There is every chance that Dani Pedrosa will do well on the bike on Saturday, of course. But that says more about the skill of Pedrosa – ironically, one of the most underrated riders on the grid, despite his success – than about the strength of the Honda.
Honda have reason to be worried. Yamaha have a new chassis which gives even more agility than the already nimble M1.
Both Rossi and Lorenzo tried the chassis, and both preferred it. The extra agility comes at the cost a small drop in stability under braking. But both Movistar Yamaha riders felt it was worth the sacrifice.
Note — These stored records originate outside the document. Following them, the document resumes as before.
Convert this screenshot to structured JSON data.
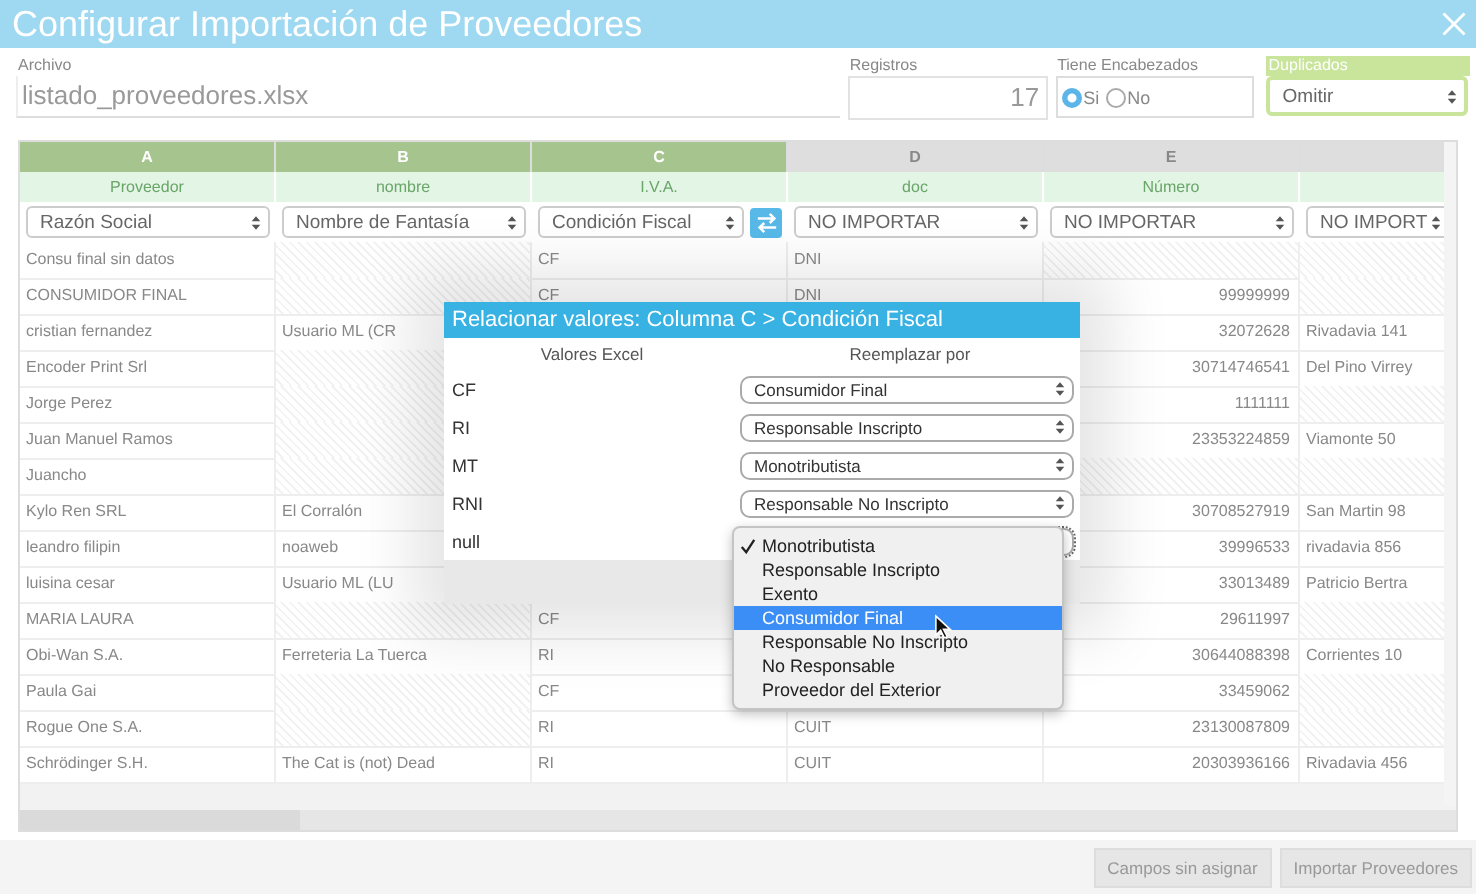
{
  "window": {
    "title": "Configurar Importación de Proveedores"
  },
  "form": {
    "file": {
      "label": "Archivo",
      "value": "listado_proveedores.xlsx"
    },
    "records": {
      "label": "Registros",
      "value": "17"
    },
    "headers": {
      "label": "Tiene Encabezados",
      "options": [
        {
          "label": "Si",
          "selected": true
        },
        {
          "label": "No",
          "selected": false
        }
      ]
    },
    "duplicates": {
      "label": "Duplicados",
      "value": "Omitir"
    }
  },
  "table": {
    "columns": [
      {
        "letter": "A",
        "name": "Proveedor",
        "mapping": "Razón Social",
        "assigned": true,
        "swap_button": false
      },
      {
        "letter": "B",
        "name": "nombre",
        "mapping": "Nombre de Fantasía",
        "assigned": true,
        "swap_button": false
      },
      {
        "letter": "C",
        "name": "I.V.A.",
        "mapping": "Condición Fiscal",
        "assigned": true,
        "swap_button": true
      },
      {
        "letter": "D",
        "name": "doc",
        "mapping": "NO IMPORTAR",
        "assigned": false,
        "swap_button": false
      },
      {
        "letter": "E",
        "name": "Número",
        "mapping": "NO IMPORTAR",
        "assigned": false,
        "swap_button": false
      },
      {
        "mapping": "NO IMPORT",
        "assigned": false,
        "swap_button": false
      }
    ],
    "rows": [
      {
        "cells": [
          "Consu final sin datos",
          null,
          "CF",
          "DNI",
          null,
          null
        ]
      },
      {
        "cells": [
          "CONSUMIDOR FINAL",
          null,
          "CF",
          "DNI",
          "99999999",
          null
        ]
      },
      {
        "cells": [
          "cristian fernandez",
          "Usuario ML (CR",
          null,
          null,
          "32072628",
          "Rivadavia 141"
        ]
      },
      {
        "cells": [
          "Encoder Print Srl",
          null,
          null,
          null,
          "30714746541",
          "Del Pino Virrey"
        ]
      },
      {
        "cells": [
          "Jorge Perez",
          null,
          null,
          null,
          "1111111",
          null
        ]
      },
      {
        "cells": [
          "Juan Manuel Ramos",
          null,
          null,
          null,
          "23353224859",
          "Viamonte 50"
        ]
      },
      {
        "cells": [
          "Juancho",
          null,
          null,
          null,
          null,
          null
        ]
      },
      {
        "cells": [
          "Kylo Ren SRL",
          "El Corralón",
          null,
          null,
          "30708527919",
          "San Martin 98"
        ]
      },
      {
        "cells": [
          "leandro filipin",
          "noaweb",
          null,
          null,
          "39996533",
          "rivadavia 856"
        ]
      },
      {
        "cells": [
          "luisina cesar",
          "Usuario ML (LU",
          null,
          null,
          "33013489",
          "Patricio Bertra"
        ]
      },
      {
        "cells": [
          "MARIA LAURA",
          null,
          "CF",
          null,
          "29611997",
          null
        ]
      },
      {
        "cells": [
          "Obi-Wan S.A.",
          "Ferreteria La Tuerca",
          "RI",
          null,
          "30644088398",
          "Corrientes 10"
        ]
      },
      {
        "cells": [
          "Paula Gai",
          null,
          "CF",
          null,
          "33459062",
          null
        ]
      },
      {
        "cells": [
          "Rogue One S.A.",
          null,
          "RI",
          "CUIT",
          "23130087809",
          null
        ]
      },
      {
        "cells": [
          "Schrödinger S.H.",
          "The Cat is (not) Dead",
          "RI",
          "CUIT",
          "20303936166",
          "Rivadavia 456"
        ]
      }
    ]
  },
  "dialog": {
    "title": "Relacionar valores: Columna C > Condición Fiscal",
    "headers": [
      "Valores Excel",
      "Reemplazar por"
    ],
    "rows": [
      {
        "value": "CF",
        "replacement": "Consumidor Final",
        "open": false
      },
      {
        "value": "RI",
        "replacement": "Responsable Inscripto",
        "open": false
      },
      {
        "value": "MT",
        "replacement": "Monotributista",
        "open": false
      },
      {
        "value": "RNI",
        "replacement": "Responsable No Inscripto",
        "open": false
      },
      {
        "value": "null",
        "open": true
      }
    ],
    "dropdown": [
      {
        "label": "Monotributista",
        "selected": true,
        "hovered": false
      },
      {
        "label": "Responsable Inscripto",
        "selected": false,
        "hovered": false
      },
      {
        "label": "Exento",
        "selected": false,
        "hovered": false
      },
      {
        "label": "Consumidor Final",
        "selected": false,
        "hovered": true
      },
      {
        "label": "Responsable No Inscripto",
        "selected": false,
        "hovered": false
      },
      {
        "label": "No Responsable",
        "selected": false,
        "hovered": false
      },
      {
        "label": "Proveedor del Exterior",
        "selected": false,
        "hovered": false
      }
    ]
  },
  "footer": {
    "buttons": [
      {
        "label": "Campos sin asignar",
        "disabled": true
      },
      {
        "label": "Importar Proveedores",
        "disabled": true
      }
    ]
  }
}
The surprise at Yamaha is that Valentino Rossi is quite clearly the stronger of the two Movistar riders. Rossi was quick and comfortable from the start, and had good race pace in both morning and afternoon sessions. Jorge Lorenzo was struggling, mostly with the feel of the tires.
The tires at Assen are identical to the tires used here last year, but that means that they have a little less edge feel than tires used at the other tracks this season.
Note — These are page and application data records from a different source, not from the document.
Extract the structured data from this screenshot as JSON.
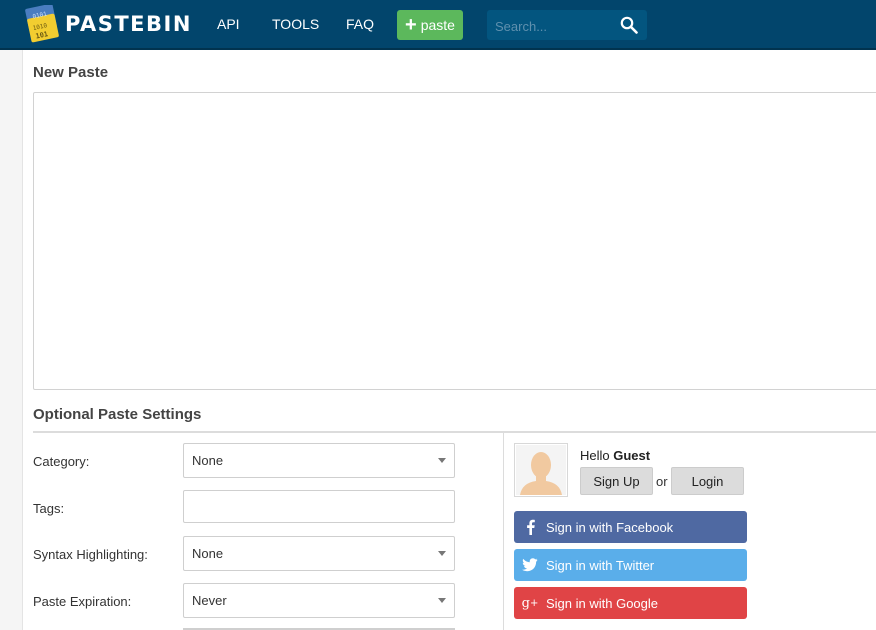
{
  "header": {
    "logo_text": "PASTEBIN",
    "logo_icon_text": [
      "0101",
      "1010",
      "101"
    ],
    "nav": [
      {
        "label": "API"
      },
      {
        "label": "TOOLS"
      },
      {
        "label": "FAQ"
      }
    ],
    "new_paste_label": "paste",
    "search_placeholder": "Search...",
    "colors": {
      "bar": "#02456c",
      "new_paste": "#5cb85c"
    }
  },
  "main": {
    "new_paste_title": "New Paste",
    "paste_content": "",
    "settings_title": "Optional Paste Settings",
    "fields": {
      "category": {
        "label": "Category:",
        "value": "None"
      },
      "tags": {
        "label": "Tags:",
        "value": ""
      },
      "syntax": {
        "label": "Syntax Highlighting:",
        "value": "None"
      },
      "expiration": {
        "label": "Paste Expiration:",
        "value": "Never"
      }
    }
  },
  "guest": {
    "hello_prefix": "Hello",
    "hello_name": "Guest",
    "sign_up_label": "Sign Up",
    "or_label": "or",
    "login_label": "Login",
    "social": [
      {
        "label": "Sign in with Facebook",
        "icon": "facebook-icon",
        "color": "#4f69a2"
      },
      {
        "label": "Sign in with Twitter",
        "icon": "twitter-icon",
        "color": "#5aaeea"
      },
      {
        "label": "Sign in with Google",
        "icon": "google-plus-icon",
        "color": "#e04446"
      }
    ]
  }
}
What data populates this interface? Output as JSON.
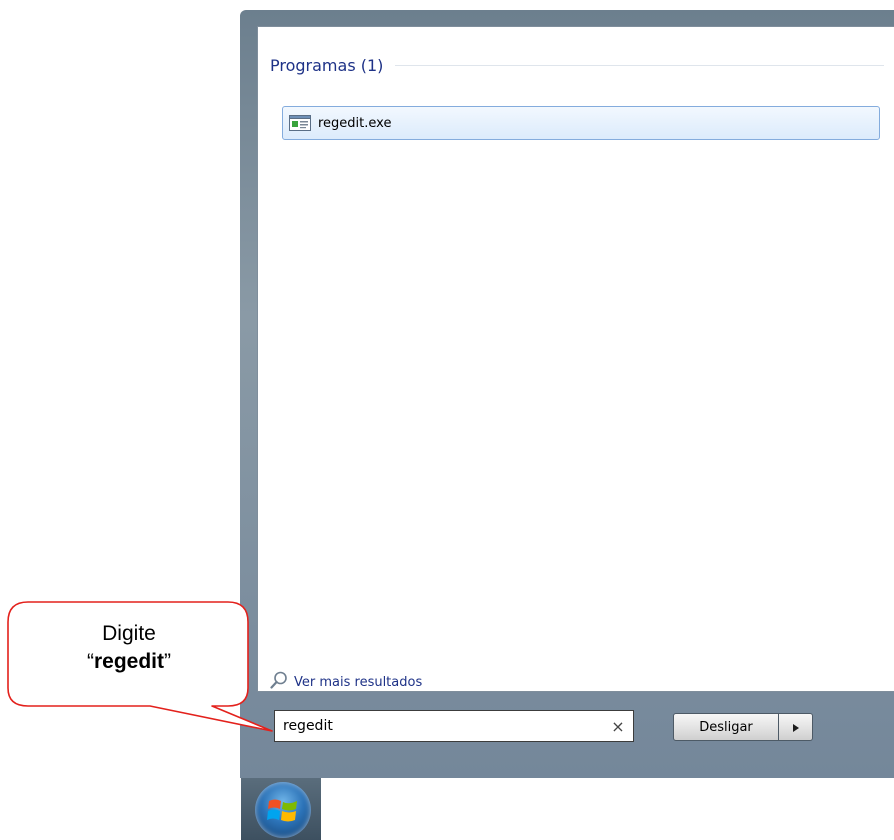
{
  "results": {
    "section_title": "Programas (1)",
    "items": [
      {
        "label": "regedit.exe",
        "icon": "registry-editor-icon"
      }
    ],
    "more_results_label": "Ver mais resultados"
  },
  "search": {
    "value": "regedit",
    "clear_glyph": "×"
  },
  "shutdown": {
    "label": "Desligar",
    "arrow_glyph": "▸"
  },
  "callout": {
    "line1": "Digite",
    "quote_open": "“",
    "keyword": "regedit",
    "quote_close": "”"
  },
  "colors": {
    "accent_text": "#1e3287",
    "selection_border": "#84acdd",
    "callout_border": "#e3211c"
  }
}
So far, Bridgestone has been able to go slightly softer on the edge of the tire for most of the races in 2015. They can’t do that at Assen, for fear of a repeat of 2012, when tires were losing rubber left, right, and center. The lack of edge feel is causing Lorenzo problems, but there is little he can do.
Thursday at Assen was a busy day for everyone (and especially for me, as I discovered that being at the race in my adopted country means a lot of extra work, people to talk to and things to do), and it was also a big day for news about the future of circuits.
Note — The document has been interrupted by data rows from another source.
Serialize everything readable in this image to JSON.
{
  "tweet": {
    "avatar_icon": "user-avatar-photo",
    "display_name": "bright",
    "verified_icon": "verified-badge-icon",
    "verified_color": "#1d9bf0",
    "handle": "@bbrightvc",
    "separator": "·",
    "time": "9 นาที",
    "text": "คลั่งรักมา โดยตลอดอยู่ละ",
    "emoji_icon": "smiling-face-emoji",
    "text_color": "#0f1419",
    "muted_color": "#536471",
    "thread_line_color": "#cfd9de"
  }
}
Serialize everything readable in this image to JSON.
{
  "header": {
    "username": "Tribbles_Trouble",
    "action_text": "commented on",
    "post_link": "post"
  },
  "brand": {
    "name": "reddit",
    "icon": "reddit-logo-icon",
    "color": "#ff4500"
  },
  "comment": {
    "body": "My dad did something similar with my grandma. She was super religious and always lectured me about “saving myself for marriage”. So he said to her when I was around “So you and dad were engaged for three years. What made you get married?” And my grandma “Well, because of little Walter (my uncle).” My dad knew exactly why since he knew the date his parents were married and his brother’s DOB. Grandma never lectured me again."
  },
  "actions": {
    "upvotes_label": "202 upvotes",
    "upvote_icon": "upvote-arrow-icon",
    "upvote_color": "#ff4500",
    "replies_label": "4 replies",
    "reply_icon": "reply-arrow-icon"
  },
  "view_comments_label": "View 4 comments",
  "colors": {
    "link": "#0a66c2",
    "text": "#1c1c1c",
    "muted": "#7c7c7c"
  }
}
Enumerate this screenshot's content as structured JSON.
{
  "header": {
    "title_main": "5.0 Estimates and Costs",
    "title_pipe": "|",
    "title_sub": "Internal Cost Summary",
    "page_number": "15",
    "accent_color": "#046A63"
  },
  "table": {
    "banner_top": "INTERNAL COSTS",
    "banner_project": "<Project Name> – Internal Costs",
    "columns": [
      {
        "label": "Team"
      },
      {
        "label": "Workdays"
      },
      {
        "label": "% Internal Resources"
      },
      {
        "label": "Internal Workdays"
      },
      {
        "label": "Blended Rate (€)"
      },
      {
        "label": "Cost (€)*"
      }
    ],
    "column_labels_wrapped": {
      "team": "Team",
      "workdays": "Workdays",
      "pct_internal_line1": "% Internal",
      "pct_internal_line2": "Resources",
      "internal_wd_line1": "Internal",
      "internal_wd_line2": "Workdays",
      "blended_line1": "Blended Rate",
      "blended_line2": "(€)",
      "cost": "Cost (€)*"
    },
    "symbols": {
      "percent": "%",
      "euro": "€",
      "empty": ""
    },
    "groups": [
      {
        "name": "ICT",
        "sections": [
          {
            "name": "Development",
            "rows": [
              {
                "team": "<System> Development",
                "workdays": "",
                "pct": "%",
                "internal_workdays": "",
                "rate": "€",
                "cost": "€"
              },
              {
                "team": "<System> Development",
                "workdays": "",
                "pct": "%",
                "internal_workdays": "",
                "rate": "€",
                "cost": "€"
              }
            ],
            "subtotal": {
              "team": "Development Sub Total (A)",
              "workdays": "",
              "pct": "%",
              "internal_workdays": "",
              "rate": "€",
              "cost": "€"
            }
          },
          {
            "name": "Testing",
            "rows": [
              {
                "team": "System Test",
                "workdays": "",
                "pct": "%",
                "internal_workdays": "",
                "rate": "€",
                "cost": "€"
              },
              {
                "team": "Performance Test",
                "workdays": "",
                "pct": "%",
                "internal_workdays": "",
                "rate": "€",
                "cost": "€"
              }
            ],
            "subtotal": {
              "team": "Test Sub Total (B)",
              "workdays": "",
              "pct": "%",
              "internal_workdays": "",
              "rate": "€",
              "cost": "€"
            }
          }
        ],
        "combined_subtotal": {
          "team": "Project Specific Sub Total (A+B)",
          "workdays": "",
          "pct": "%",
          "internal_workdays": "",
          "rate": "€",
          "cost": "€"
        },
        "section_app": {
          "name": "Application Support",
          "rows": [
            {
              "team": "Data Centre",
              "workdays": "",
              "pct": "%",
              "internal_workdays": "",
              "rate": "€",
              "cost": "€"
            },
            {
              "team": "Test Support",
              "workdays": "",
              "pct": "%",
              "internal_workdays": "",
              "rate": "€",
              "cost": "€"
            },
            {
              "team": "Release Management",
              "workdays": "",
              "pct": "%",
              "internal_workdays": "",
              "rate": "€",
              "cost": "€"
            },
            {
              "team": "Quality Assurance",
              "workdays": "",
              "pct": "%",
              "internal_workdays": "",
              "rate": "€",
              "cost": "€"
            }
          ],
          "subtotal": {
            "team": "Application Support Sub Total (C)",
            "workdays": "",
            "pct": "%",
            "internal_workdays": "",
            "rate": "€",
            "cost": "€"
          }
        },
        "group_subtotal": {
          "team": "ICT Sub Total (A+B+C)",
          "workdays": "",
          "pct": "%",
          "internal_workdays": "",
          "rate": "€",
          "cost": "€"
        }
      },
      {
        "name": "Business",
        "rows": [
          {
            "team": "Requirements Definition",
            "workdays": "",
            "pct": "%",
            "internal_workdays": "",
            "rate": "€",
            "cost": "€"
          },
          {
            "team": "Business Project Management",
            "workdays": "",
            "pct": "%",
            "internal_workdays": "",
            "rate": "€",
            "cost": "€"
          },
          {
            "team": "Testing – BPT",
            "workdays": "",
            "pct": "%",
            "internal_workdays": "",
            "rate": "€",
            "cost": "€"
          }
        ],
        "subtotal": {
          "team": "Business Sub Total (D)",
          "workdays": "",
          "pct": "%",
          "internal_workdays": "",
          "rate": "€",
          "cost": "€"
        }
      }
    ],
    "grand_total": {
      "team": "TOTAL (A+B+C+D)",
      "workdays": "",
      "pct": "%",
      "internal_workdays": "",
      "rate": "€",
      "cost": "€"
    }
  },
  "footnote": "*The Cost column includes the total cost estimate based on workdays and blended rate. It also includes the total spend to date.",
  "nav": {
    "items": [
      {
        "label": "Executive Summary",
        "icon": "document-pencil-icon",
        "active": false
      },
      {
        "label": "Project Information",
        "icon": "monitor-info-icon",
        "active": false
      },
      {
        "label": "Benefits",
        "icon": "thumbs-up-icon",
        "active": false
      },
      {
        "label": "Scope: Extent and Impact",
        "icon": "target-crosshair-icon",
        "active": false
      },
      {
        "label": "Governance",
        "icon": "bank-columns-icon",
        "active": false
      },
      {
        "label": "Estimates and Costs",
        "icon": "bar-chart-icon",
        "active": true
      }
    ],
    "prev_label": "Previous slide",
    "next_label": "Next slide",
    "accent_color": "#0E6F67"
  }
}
The good news was that the Brno round of MotoGP was finally confirmed, though with the confirmation came a very clear warning. Dorna have said that the race can continue in the future, but only if the circuit is no longer the guarantor of the circuit’s sanctioning fee.
Dorna have yet to be paid for the 2014 race, and fear that the same will happen with the 2015 race. If we are to race here in 2016, then the city council and the Moravian regional government will have to guarantee payment of the fee.
The biggest news for Assen itself is that this is to be the last year when the race runs on Saturday. From 2016, the race will be moved to a Sunday, to bring it in line with every other round of MotoGP.
The reasons for doing so are quite simple: market research shows that people set aside Sundays for leisure activities such as attending MotoGP races. But the target is not so much bigger crowds on race day, as filling the stands during qualifying.
The Assen circuit is noticeably quieter than other events during practice and qualifying, people unwilling to take the Friday off to watch QP. At other circuits, the Friday is a quiet day, but crowd numbers swell significantly on Saturday, growing to a peak on Sunday.
If Assen can sell more tickets on Saturday for qualifying, then it will secure the long-term future of the race in The Netherlands. With tracks in Southern America and Asia clamoring to join the MotoGP calendar, and willing to pay handsomely for the privilege, Assen has to be able to fight its corner.
The loss of the Saturday tradition will be deeply mourned in some quarters, as it does give the event a very special feel. It also leaves the paddock seriously confused, with everyone asking themselves and each other what day it was.
Though the change will break a lot of people’s hearts at first, they will soon adapt. People hate change, but once change happens, they quickly adjust to the new normal. I expect there will be a lot of complaining about the change in 2016. By 2018, the fact that we once raced on Saturday’s at Assen will be all but forgotten.
Photo: © 2015 Tony Goldsmith / www.tonygoldsmith.net – All Rights Reserved
This article was originally published on MotoMatters, and is republished here on Asphalt & Rubber with permission by the author.